Anything that increases your chance of getting a disease is called a risk factor. Having a risk factor does not mean you are sure to get cancer. It means your chances are higher than the average person’s. Talk with your doctor to learn more about your cancer risk.

These are risk factors for testicular cancer:

  • A personal history of testicular cancer
  • Having an undescended testicle
  • Having an abnormal development of the testicles

Learn more about ways to prevent cancer and about cancer screenings.

Diagnosis & Stages

Diagnosis of Testicular Cancer

Doctors use these tests to diagnose testicular cancer:

  • Tissue sampling: The health care provider removes cells or tissues so they can be viewed under a microscope to check for signs of cancer.
  • Ultrasound: This procedure uses high-energy sound waves to create a picture of testicular tissue.
  • Physical exam and history: A health care provider examines your body for signs of disease. Your personal health habits, past illnesses, and symptoms help guide the exam.
  • Laboratory tests: By testing blood, your health care team can check for an increase in certain substances that cells produce when testicular cancer is present.

Stages of Testicular Cancer

Cancer stages show whether cancer has spread within or around the testicles or to other parts of the body. Cancer spreads in the body in three ways: through tissue, the lymph system, or the blood.

These are the stages used for testicular cancer:

  • Stage 0: This stage may be called testicular intraepithelial neoplasia. Tests found abnormal cells in the tiny tubules where sperm cells develop in the testicles.
  • Stage I (IA, IB & IS)
  • Stage II (IIA, IIB & IIC)
  • Stage III

When cancer spreads from where it started to another part of the body, it is called metastasis. These metastatic cancer cells are the same type of cancer as the primary tumor. For example, if testicular cancer spreads to the bone, the cancer cells in the bone are actually testicular cancer cells. The disease is metastatic testicular cancer, not bone cancer.

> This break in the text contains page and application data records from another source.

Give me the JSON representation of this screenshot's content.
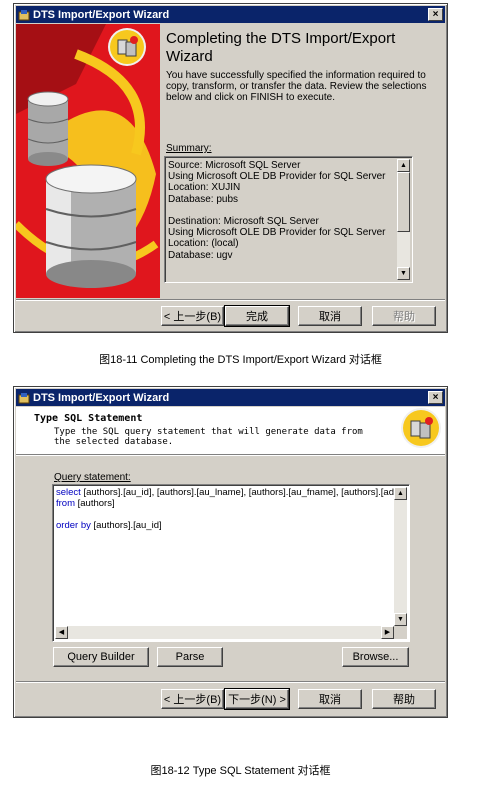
{
  "colors": {
    "title_bar": "#0a246a",
    "dialog_bg": "#d4d0c8",
    "keyword": "#0000c0",
    "banner_red": "#e0161d",
    "banner_yellow": "#f7c81e"
  },
  "dialog1": {
    "title": "DTS Import/Export Wizard",
    "close_glyph": "×",
    "heading": "Completing the DTS Import/Export Wizard",
    "description": "You have successfully specified the information required to copy, transform, or transfer the data.   Review the selections below and click on FINISH to execute.",
    "summary_label": "Summary:",
    "summary_lines": [
      "Source: Microsoft SQL Server",
      "Using Microsoft OLE DB Provider for SQL Server",
      "Location: XUJIN",
      "Database: pubs",
      "",
      "Destination: Microsoft SQL Server",
      "Using Microsoft OLE DB Provider for SQL Server",
      "Location: (local)",
      "Database: ugv"
    ],
    "buttons": {
      "back": "< 上一步(B)",
      "finish": "完成",
      "cancel": "取消",
      "help": "帮助"
    },
    "icon": "database-wizard-icon"
  },
  "caption1": "图18-11  Completing the DTS Import/Export Wizard 对话框",
  "dialog2": {
    "title": "DTS Import/Export Wizard",
    "close_glyph": "×",
    "heading": "Type SQL Statement",
    "description": "Type the SQL query statement that will generate data from the selected database.",
    "query_label": "Query statement:",
    "query": {
      "line1_keyword": "select",
      "line1_rest": " [authors].[au_id], [authors].[au_lname], [authors].[au_fname], [authors].[addre",
      "line2_keyword": "from",
      "line2_rest": " [authors]",
      "line3_keyword": "order by",
      "line3_rest": " [authors].[au_id]"
    },
    "buttons": {
      "query_builder": "Query Builder",
      "parse": "Parse",
      "browse": "Browse...",
      "back": "< 上一步(B)",
      "next": "下一步(N) >",
      "cancel": "取消",
      "help": "帮助"
    },
    "icon": "database-wizard-icon"
  },
  "caption2": "图18-12  Type SQL Statement 对话框"
}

Learn more about the stages of testicular cancer from the National Cancer Institute.